Source material below:

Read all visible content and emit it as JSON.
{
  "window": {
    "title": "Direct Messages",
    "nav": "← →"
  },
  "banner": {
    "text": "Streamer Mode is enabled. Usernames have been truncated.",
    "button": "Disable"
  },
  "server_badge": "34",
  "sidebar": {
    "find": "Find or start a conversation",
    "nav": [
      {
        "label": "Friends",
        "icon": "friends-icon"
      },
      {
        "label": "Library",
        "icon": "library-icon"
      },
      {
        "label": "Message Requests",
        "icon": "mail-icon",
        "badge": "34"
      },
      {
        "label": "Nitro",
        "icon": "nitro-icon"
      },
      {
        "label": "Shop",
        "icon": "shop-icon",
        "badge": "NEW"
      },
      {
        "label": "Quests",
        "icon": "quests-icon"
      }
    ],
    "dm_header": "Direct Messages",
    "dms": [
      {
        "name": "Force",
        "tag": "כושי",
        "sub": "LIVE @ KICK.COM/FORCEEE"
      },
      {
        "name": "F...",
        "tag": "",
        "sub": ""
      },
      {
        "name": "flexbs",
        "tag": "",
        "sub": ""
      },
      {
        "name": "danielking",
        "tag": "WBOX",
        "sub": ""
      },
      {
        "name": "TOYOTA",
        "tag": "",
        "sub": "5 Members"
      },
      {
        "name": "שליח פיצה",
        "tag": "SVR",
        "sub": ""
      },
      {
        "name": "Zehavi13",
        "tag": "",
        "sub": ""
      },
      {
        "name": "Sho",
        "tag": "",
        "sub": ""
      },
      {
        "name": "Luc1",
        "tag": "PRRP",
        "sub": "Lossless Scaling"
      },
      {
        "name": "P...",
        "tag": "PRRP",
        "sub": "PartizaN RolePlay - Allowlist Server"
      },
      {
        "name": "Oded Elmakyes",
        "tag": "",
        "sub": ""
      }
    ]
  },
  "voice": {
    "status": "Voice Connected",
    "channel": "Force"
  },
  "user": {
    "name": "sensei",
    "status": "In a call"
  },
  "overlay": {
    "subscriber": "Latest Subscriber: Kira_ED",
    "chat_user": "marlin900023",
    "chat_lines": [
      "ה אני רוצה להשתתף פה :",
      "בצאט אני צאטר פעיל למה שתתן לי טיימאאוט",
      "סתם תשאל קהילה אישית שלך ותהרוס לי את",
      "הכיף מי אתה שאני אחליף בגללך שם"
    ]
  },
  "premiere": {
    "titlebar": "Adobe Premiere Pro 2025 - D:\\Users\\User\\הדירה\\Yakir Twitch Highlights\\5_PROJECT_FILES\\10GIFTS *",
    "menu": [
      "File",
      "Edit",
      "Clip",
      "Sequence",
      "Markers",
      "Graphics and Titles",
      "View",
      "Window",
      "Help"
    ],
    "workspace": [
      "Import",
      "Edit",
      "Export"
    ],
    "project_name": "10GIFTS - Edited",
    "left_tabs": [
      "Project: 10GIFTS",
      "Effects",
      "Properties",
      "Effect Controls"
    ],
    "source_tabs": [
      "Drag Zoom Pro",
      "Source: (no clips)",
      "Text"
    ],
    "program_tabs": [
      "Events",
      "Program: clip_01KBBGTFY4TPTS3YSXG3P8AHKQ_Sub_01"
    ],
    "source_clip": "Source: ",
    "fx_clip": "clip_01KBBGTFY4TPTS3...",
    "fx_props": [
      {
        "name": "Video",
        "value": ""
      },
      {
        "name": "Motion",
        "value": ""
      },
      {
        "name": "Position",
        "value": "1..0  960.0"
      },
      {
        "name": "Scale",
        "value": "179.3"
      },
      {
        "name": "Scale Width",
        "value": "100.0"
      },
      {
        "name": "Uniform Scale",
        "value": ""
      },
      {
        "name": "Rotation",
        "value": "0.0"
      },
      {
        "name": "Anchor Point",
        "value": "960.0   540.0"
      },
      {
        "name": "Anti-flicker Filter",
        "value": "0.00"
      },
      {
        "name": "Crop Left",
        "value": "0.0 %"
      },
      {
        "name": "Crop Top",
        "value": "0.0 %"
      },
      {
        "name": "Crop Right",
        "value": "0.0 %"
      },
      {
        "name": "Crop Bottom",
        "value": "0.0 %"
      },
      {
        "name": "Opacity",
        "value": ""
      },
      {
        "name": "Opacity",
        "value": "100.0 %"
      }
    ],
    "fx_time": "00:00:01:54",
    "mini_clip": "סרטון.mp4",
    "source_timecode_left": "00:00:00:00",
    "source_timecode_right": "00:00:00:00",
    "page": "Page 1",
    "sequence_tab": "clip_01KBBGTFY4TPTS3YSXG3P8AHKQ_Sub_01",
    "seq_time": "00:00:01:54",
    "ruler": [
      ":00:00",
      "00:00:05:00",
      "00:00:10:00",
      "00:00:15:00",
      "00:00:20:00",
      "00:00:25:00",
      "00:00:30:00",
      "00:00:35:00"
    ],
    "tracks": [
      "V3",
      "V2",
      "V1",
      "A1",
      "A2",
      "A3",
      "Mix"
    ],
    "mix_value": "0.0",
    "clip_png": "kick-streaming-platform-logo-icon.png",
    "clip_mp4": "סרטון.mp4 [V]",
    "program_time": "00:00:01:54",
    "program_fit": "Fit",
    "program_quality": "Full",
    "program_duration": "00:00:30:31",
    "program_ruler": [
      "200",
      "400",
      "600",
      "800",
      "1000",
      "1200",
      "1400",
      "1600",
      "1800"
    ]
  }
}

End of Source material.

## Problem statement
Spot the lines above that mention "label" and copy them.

## Exercise answer
        "label": "Friends",
        "label": "Library",
        "label": "Message Requests",
        "label": "Nitro",
        "label": "Shop",
        "label": "Quests",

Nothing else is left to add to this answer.